The United States is appealing for calm and respect for constitutional processes in Venezuela, where the country's supreme court is nearing a decision on whether to put on trial four officers linked to the April military uprising that briefly unseated President Hugo Chavez.
The supreme court deliberations, on whether four senior officers will be tried on rebellion charges, have touched off heated political debate between supporters and opponents of President Chavez and brought out a heavy security presence on the streets of Caracas.
U.S. officials are watching the situation with concern given the violence that accompanied the overthrow attempt in April. At a briefing here, State Department spokesman Philip Reeker urged Venezuelans of all political persuasions to respect constitutional order.
"Our policy is quite clear about the need to follow constitutional order in Venezuela, the important need for dialogue and reconciliation nationally, to do all of this peacefully and once again within the constitutional order, which will benefit all the people of Venezuela and strengthen the Venezuelan democracy if they follow that."
The U.S. embassy in Caracas earlier issued a warning to American citizens in Venezuela about the possibility of political unrest, advising them to avoid demonstrations and rallies and to monitor local newscasts for signs of "changed circumstances."
Officials here described the notice as a routine precaution, and dismissed a published suggestion that the warning anticipated another attempt to overthrow the President.
Mr. Chavez, a populist former military officer, has been a strong critic of U.S. foreign policy and has drawn Bush administration criticism for among other things his ties with Cuban President Fidel Castro and visits two years ago to Iraq and Iran.
The Venezuelan president has alleged that U.S. officials had contacts with rebellious officers at key moments in the April uprising that put him out of power for two days.

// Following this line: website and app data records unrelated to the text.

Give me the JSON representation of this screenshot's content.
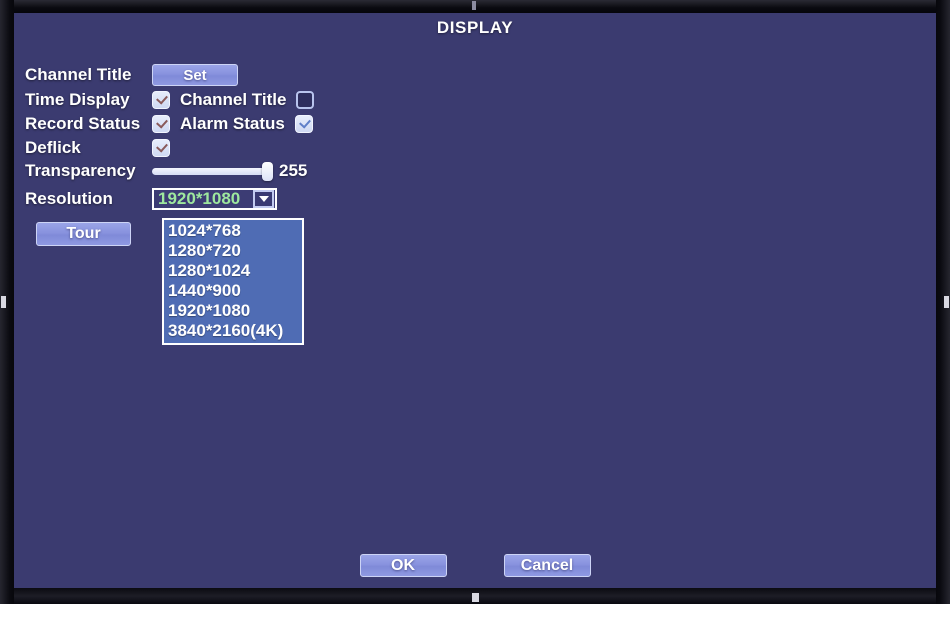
{
  "window": {
    "title": "DISPLAY"
  },
  "form": {
    "channel_title": {
      "label": "Channel Title",
      "set_button": "Set"
    },
    "time_display": {
      "label": "Time Display",
      "checked": true,
      "secondary_label": "Channel Title",
      "secondary_checked": false
    },
    "record_status": {
      "label": "Record Status",
      "checked": true,
      "secondary_label": "Alarm Status",
      "secondary_checked": true
    },
    "deflick": {
      "label": "Deflick",
      "checked": true
    },
    "transparency": {
      "label": "Transparency",
      "value": "255",
      "min": "0",
      "max": "255"
    },
    "resolution": {
      "label": "Resolution",
      "value": "1920*1080",
      "options": [
        "1024*768",
        "1280*720",
        "1280*1024",
        "1440*900",
        "1920*1080",
        "3840*2160(4K)"
      ]
    },
    "tour_button": "Tour"
  },
  "footer": {
    "ok_label": "OK",
    "cancel_label": "Cancel"
  },
  "icons": {
    "dropdown_caret": "chevron-down-icon",
    "checkmark": "check-icon"
  },
  "colors": {
    "screen_bg": "#3b3b70",
    "accent_button": "#8892de",
    "value_text": "#9ee89e",
    "list_bg": "#4f6cb4",
    "bezel": "#0c0c12"
  }
}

The United States has denied any improper role, with the State Department last month releasing the findings of an internal investigation that cleared U.S. diplomats of any misconduct and asserted that they discouraged unconstitutional moves against Mr. Chavez.